Union political donation ballot measure questioned
by Steven Harmon, San Jose Mercury News
SACRAMENTO — Government reform groups lashed out Monday at a ballot initiative that claims its intent is to eliminate special interest money from Sacramento.
At a news conference, leaders from Common Cause California and League of Women Voters said that Proposition 32, dubbed "Stop Special Interest Money Now," is an age-old assault on union power dressed up as campaign finance reform.
"It’s not at all what it seems," said Trudy Schafer, of the state League of Women Voters. "It promises political reform but it’s really designed by its special interest backers to help themselves and harm their opponents."
The measure was written by a core group of Orange County Republicans who have failed in three statewide campaigns to restrict labor unions’ ability to collect members’ dues for political purposes. This time, they’ve attempted to broaden their appeal by seeking to ban corporate and union donations to candidates and campaigns — in addition to forbidding unions from collecting dues for campaigns.
But opponents said Proposition 32 will not take money out of politics because so-called super PACs and independent expenditure groups will still be allowed to spend unlimited money — and will likely become even more predominant in campaigns.
In addition, a whole class of major commercial enterprises that are not considered corporations but have similar resources would be exempt from the measure’s restrictions, opponents said. The bill does
not apply to limited liability companies (LLCs) like Wall Street investment firms, hedge funds, real estate developers and others, and it specifically exempts insurance companies from the payroll deduction ban, opponents said.
"I’m all for campaign finance reform," said Derek Cressman, western regional director for Common Cause. "I’ve spent the last 15 years of my life working for campaign finance reform.
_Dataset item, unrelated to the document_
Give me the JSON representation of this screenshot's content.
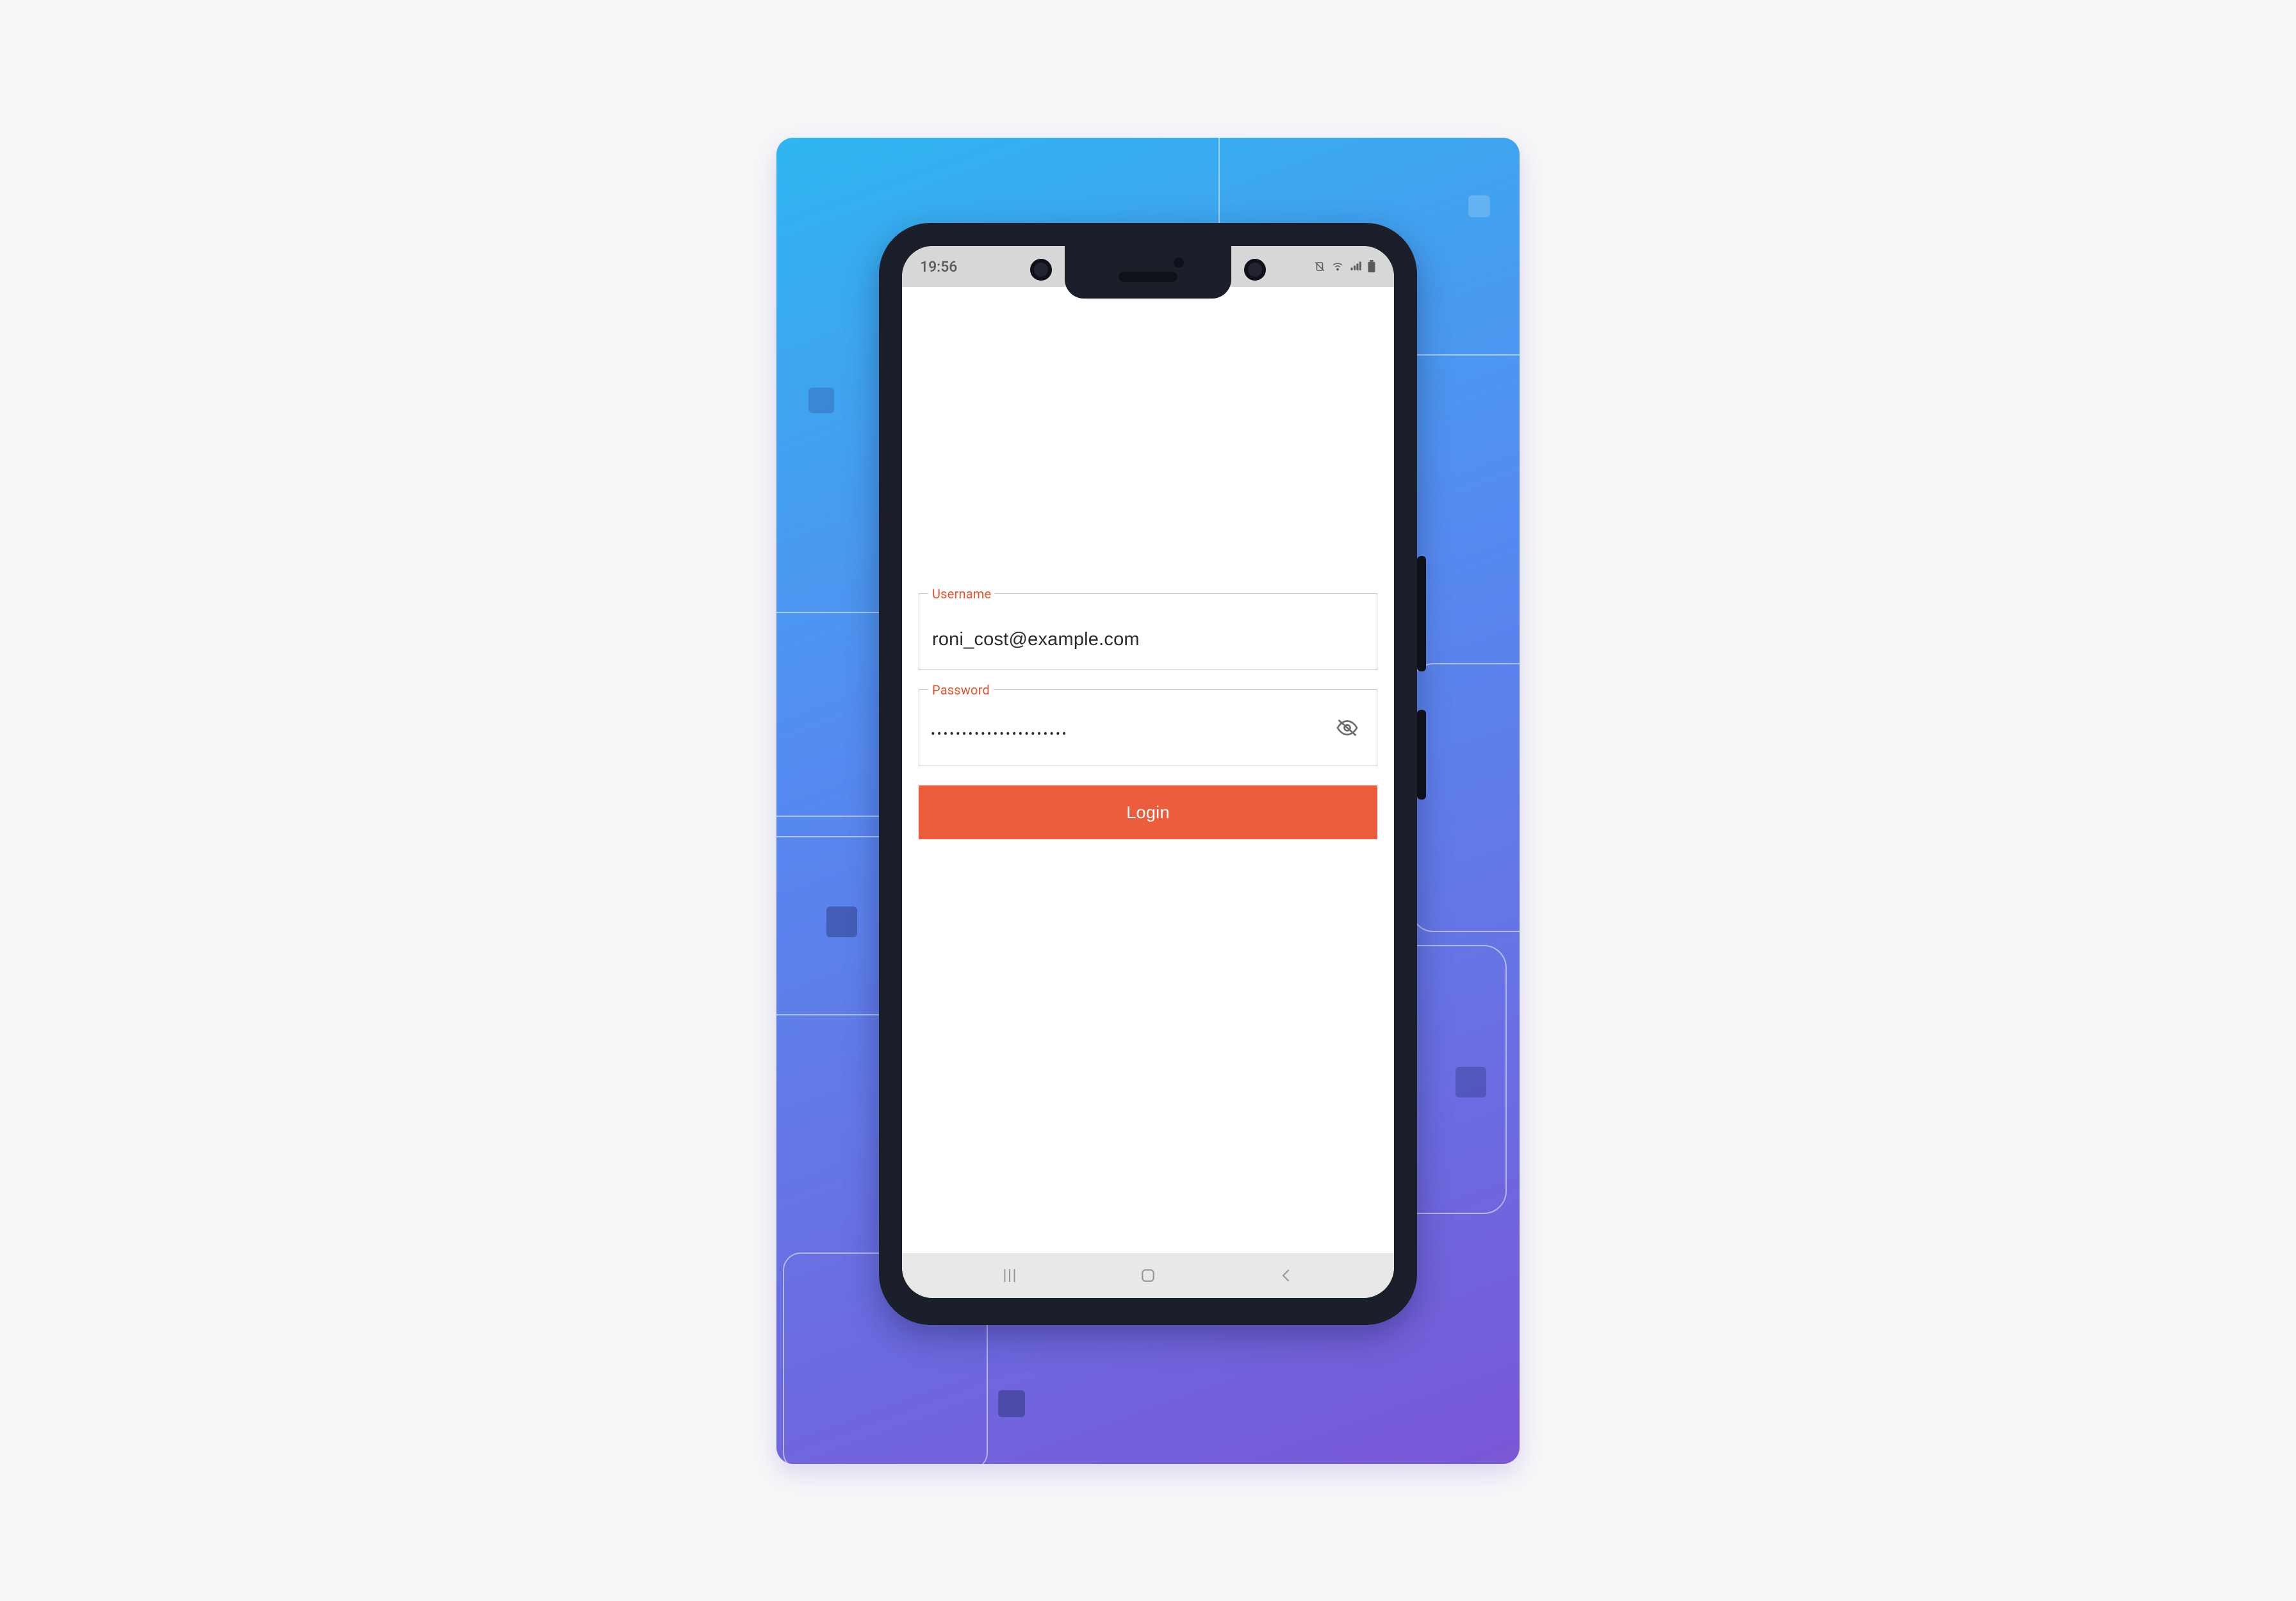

I know campaign finance reform, and, friends, Prop. 32 is not campaign finance reform."
Bankrolling the measure are a number of investors, CEOs and other wealthy individuals such as Palo Alto’s Thomas Siebel, the chairman of the First Virtual Group, who has contributed $500,000.
Still, labor groups view the ballot measure as a deadly threat and have far outpaced supporters in the money chase. Since the most recent finance reports on April 30, they’ve added $3.4 million to the $3.9 million cash they had on hand for a total of $7.3 million. The Yes side has $1.9 million.
Proponents said there are no exemptions written into the measure, but that it defines corporations as defined under federal and state laws.
"Individuals can give," said Jake Suski, spokesman for the Yes on Proposition 32 campaign. "Prop. 32 is designed to allow individuals to have a stronger voice. And it empowers union members by allowing them to have a direct say over whether their money goes to political causes.
"Opponents want to talk about what the initiative doesn’t do because they’ll say or do anything that protects the status quo."
Less empowered individuals like teachers need their unions to add a collective voice to the political dialogue, said Lisa Sussman, an Auburn second grade teacher who is politically active with the California Teachers Association.
"It is grossly unfair that corporate special interests want to silence my voice," she said. Proposition 32 "does nothing to fix Sacramento’s problems. Its loopholes would only allow the wealthy pushing this attack to increase their influence."